Movie Enthusiast Tudors is in my opinion the representative of the new wave of TV series, where a lot is invested into the artistic quality of each episode and also the new and innovative style is showcased. Almost every episode of Tudors is a little gem and it never gets boring. It is intense all the way through and not only the main players but also all supporting characters and one-off appearances are masterfully crafted and "filled from inside" with psychological truth.I think people who nag at the historical accuracy don't really get the vision of the show. This series does not have the ambition of being to-the-dot-accurate history lesson, it's ambition is to create an exciting drama. And that function it fills beautifully.Any movie maker knows that even if you make a documentary you cannot take every hour of every day and show every minute of it. You have to make a selection of the facts - and that selection will always be subjective. Besides, even historians do not know exactly what went on in Henry's court on a daily basis because they did not sleep in his bed and did not eat at his table, did they?

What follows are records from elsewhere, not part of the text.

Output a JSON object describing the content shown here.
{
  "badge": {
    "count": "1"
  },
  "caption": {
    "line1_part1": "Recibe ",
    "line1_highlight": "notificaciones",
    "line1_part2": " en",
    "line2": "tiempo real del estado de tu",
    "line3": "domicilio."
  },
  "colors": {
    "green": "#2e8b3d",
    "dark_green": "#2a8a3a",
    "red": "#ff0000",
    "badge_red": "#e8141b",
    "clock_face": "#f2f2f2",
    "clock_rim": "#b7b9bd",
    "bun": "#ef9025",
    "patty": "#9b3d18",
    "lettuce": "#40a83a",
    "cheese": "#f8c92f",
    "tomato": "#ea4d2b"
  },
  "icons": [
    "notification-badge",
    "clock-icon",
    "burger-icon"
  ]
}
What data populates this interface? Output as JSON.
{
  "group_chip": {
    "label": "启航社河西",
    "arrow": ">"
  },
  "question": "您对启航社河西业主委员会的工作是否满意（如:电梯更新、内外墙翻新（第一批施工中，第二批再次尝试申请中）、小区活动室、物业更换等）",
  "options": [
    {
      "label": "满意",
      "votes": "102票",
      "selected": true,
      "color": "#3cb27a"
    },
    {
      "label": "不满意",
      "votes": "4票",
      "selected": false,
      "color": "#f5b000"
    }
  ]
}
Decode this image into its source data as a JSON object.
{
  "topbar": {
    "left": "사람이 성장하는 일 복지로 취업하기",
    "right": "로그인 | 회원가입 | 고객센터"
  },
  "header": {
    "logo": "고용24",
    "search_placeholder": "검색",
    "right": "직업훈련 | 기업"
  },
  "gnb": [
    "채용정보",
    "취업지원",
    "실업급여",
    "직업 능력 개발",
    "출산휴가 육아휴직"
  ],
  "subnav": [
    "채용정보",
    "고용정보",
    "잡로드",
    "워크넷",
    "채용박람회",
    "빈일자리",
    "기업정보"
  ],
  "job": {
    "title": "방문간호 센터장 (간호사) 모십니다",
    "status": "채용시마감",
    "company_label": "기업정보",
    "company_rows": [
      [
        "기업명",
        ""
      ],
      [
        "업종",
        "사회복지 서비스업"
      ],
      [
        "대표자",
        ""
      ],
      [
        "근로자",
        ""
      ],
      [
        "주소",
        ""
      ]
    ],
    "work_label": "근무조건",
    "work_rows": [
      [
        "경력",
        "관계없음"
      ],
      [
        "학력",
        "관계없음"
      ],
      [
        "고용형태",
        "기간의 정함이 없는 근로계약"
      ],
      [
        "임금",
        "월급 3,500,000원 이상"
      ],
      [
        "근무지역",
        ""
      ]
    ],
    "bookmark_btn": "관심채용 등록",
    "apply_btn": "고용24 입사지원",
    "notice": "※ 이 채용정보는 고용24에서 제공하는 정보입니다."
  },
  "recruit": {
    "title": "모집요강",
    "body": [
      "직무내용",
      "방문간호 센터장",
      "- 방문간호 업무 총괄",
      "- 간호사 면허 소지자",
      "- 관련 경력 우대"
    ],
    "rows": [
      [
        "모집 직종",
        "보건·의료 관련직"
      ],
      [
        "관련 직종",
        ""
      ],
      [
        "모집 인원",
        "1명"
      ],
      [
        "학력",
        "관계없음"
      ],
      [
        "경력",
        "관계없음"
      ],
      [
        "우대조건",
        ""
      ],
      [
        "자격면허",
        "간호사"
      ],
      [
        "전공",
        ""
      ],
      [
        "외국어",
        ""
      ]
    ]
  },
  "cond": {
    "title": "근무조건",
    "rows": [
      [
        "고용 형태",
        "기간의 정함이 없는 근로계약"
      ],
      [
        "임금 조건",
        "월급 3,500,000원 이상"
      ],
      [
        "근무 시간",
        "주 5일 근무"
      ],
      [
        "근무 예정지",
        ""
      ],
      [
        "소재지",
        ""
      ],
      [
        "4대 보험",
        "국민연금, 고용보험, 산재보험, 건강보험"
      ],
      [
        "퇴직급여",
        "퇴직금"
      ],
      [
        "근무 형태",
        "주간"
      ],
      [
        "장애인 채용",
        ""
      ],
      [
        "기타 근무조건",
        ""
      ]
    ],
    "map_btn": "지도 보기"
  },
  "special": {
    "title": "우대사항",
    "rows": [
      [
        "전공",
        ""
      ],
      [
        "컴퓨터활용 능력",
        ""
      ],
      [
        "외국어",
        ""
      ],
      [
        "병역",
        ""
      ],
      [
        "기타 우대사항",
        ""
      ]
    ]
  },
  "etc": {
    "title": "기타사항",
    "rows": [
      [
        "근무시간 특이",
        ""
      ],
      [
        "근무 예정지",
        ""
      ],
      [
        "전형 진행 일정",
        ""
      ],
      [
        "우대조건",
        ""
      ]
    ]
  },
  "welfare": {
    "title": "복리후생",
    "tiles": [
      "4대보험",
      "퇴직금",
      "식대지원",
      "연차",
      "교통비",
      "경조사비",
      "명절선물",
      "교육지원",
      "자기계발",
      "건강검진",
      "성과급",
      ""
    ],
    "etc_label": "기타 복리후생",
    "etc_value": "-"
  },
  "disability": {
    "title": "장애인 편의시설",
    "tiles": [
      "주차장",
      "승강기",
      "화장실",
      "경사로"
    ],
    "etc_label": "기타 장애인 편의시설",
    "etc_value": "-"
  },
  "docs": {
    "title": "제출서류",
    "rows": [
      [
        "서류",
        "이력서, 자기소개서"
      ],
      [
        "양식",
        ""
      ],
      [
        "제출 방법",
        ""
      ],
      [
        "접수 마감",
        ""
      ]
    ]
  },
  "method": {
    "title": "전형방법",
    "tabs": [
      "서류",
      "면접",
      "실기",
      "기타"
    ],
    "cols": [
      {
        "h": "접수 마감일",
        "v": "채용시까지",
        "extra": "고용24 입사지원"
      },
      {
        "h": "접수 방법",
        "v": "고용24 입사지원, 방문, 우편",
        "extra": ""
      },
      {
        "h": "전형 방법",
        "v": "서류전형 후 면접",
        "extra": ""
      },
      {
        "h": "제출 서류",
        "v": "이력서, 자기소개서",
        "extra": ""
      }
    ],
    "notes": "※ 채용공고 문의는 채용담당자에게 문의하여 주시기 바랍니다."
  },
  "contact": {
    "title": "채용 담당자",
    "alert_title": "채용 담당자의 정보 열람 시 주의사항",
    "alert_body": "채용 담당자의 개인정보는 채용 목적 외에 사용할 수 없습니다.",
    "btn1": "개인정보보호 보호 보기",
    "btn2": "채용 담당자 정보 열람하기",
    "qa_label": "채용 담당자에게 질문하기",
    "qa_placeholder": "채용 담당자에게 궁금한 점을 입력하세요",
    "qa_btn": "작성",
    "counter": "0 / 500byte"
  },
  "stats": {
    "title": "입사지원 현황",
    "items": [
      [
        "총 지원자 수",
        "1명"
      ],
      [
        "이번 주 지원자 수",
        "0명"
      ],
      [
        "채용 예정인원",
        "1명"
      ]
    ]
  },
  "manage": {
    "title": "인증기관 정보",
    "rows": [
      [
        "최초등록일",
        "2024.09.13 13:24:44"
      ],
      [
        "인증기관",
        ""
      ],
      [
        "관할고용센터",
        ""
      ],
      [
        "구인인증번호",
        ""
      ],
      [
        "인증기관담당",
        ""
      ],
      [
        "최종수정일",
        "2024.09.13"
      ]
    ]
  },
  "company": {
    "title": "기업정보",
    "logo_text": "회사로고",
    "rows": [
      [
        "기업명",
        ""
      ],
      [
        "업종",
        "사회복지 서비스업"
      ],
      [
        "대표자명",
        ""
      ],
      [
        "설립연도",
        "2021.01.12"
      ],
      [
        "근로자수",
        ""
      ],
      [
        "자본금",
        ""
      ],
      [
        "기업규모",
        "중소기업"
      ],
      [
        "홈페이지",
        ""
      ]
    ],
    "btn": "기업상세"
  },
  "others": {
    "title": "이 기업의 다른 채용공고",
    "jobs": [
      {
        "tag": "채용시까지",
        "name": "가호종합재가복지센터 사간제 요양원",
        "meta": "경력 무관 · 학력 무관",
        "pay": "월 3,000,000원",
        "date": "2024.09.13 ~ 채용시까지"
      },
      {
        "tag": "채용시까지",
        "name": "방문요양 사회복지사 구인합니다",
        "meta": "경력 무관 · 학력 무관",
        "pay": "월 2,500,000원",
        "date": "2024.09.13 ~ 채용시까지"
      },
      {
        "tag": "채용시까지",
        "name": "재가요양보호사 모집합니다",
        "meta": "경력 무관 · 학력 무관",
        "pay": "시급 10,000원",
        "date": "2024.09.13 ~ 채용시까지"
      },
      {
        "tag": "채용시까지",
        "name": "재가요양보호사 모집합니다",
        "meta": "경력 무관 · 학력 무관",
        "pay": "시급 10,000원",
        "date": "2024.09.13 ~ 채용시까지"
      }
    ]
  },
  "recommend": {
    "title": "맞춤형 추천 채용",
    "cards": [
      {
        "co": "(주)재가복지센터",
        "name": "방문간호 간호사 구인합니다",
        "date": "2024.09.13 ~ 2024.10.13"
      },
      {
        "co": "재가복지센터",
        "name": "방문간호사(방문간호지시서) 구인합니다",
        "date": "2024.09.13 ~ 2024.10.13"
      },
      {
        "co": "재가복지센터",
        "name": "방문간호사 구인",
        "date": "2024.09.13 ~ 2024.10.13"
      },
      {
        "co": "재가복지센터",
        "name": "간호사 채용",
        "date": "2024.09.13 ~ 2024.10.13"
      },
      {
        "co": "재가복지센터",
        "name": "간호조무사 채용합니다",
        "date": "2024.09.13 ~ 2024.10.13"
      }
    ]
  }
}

The facts we have from history are also just a selection and there is no knowing whether it is a whole truth or not. And movie making is an art form - and in the work of art it is perfectly legal to bend the reality any way you like - as far it is engaging to the audiences. The bending of some facts is totally insignificant from the point of view of a bigger picture. The show has two main layers - one is timeless, universal - this is the story about human nature and basic forces that drive it, about darkness and light in human soul - and the other is a specific period in history, the specifics and the feel of it. The show blends both aspects naturally and beautifully.Many people complain about the choice of the actor for Henry the VIII. In my opinion the choice of Jonathan Mayers was a stroke of genius. Yes, he did not have the physique of the character but he portrayed brilliantly the nature of Henry the VIII - his dark side, his inner conflicts, his human side. Besides, it is a love story - who would want to see fat and shapeless Henry? Beat the historical accuracy! I loved the way they had sexed up the historic characters.The other stroke of genius was to cast Natalie Dormer as Ann Boleyn. Hers was the best Ann Boleyns portrayal ever. She had exactly this quality that has been described about historic Ann Boleyn - she was not a classical beauty, but there was something irresistibly captivating about her. I never got tired of watching her. Also Dormer and Jonathan Mayers had a fantastic on screen chemistry.What made that series overall so good was that almost all characters, both big and small were intense and believable. They bent the facts now and then but I feel they portrayed the psychology of the people of Henry the VIII times very well. The dreams and goals people had, their fears, their mindset, etc. They managed to show the inner life of historic figures in such a way that it was really believable and captivating.